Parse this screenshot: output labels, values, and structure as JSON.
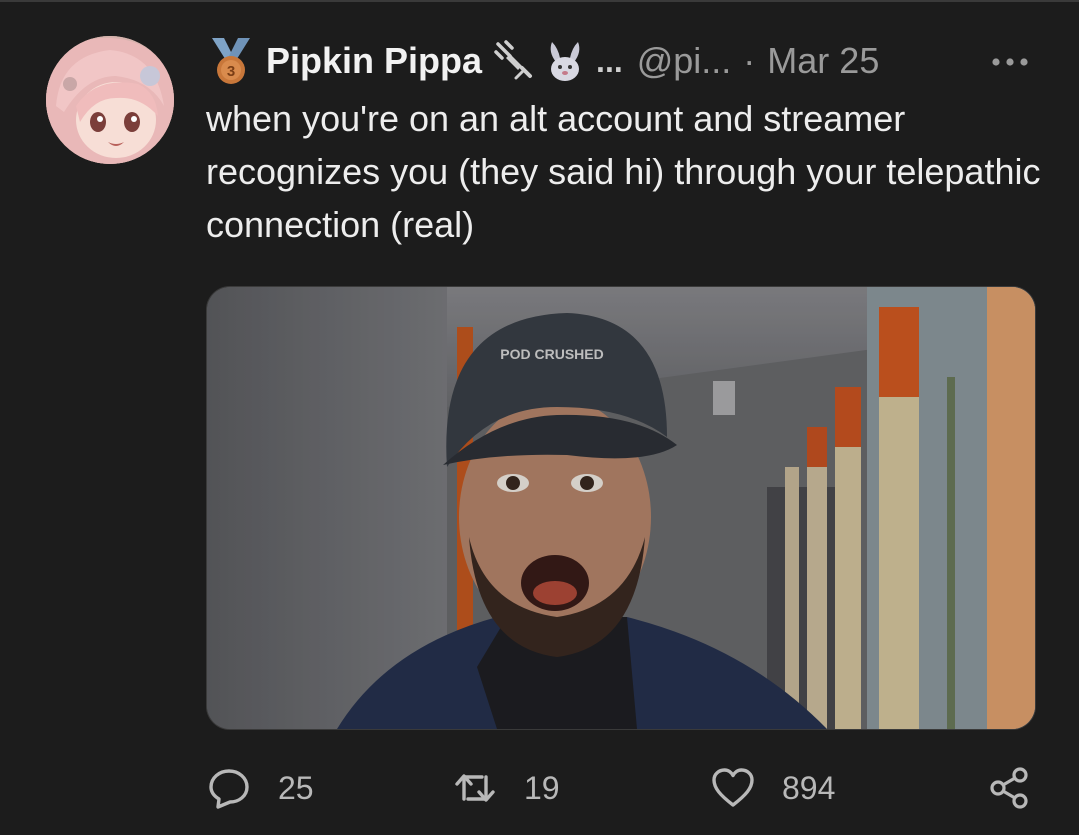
{
  "tweet": {
    "display_name": "Pipkin Pippa",
    "name_overflow": "...",
    "handle": "@pi...",
    "separator": "·",
    "date": "Mar 25",
    "text": "when you're on an alt account and streamer recognizes you (they said hi) through your telepathic connection (real)",
    "medal_rank": "3",
    "media_cap_text": "POD CRUSHED"
  },
  "icons": {
    "medal": "bronze-medal-icon",
    "unplugged": "unplugged-plug-icon",
    "rabbit": "rabbit-icon",
    "more": "more-dots-icon",
    "reply": "reply-bubble-icon",
    "retweet": "retweet-icon",
    "like": "heart-icon",
    "share": "share-icon"
  },
  "actions": {
    "reply_count": "25",
    "retweet_count": "19",
    "like_count": "894"
  },
  "colors": {
    "background": "#1c1c1c",
    "text": "#ededed",
    "muted": "#9a9a9a",
    "medal_bronze": "#c8773a",
    "medal_ribbon": "#7fa3c6"
  }
}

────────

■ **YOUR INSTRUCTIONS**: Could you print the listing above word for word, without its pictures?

■ **COMPLETED TASK**:
Parse this screenshot: output labels, values, and structure as JSON.
{
  "tweet": {
    "display_name": "Pipkin Pippa",
    "name_overflow": "...",
    "handle": "@pi...",
    "separator": "·",
    "date": "Mar 25",
    "text": "when you're on an alt account and streamer recognizes you (they said hi) through your telepathic connection (real)",
    "medal_rank": "3",
    "media_cap_text": "POD CRUSHED"
  },
  "icons": {
    "medal": "bronze-medal-icon",
    "unplugged": "unplugged-plug-icon",
    "rabbit": "rabbit-icon",
    "more": "more-dots-icon",
    "reply": "reply-bubble-icon",
    "retweet": "retweet-icon",
    "like": "heart-icon",
    "share": "share-icon"
  },
  "actions": {
    "reply_count": "25",
    "retweet_count": "19",
    "like_count": "894"
  },
  "colors": {
    "background": "#1c1c1c",
    "text": "#ededed",
    "muted": "#9a9a9a",
    "medal_bronze": "#c8773a",
    "medal_ribbon": "#7fa3c6"
  }
}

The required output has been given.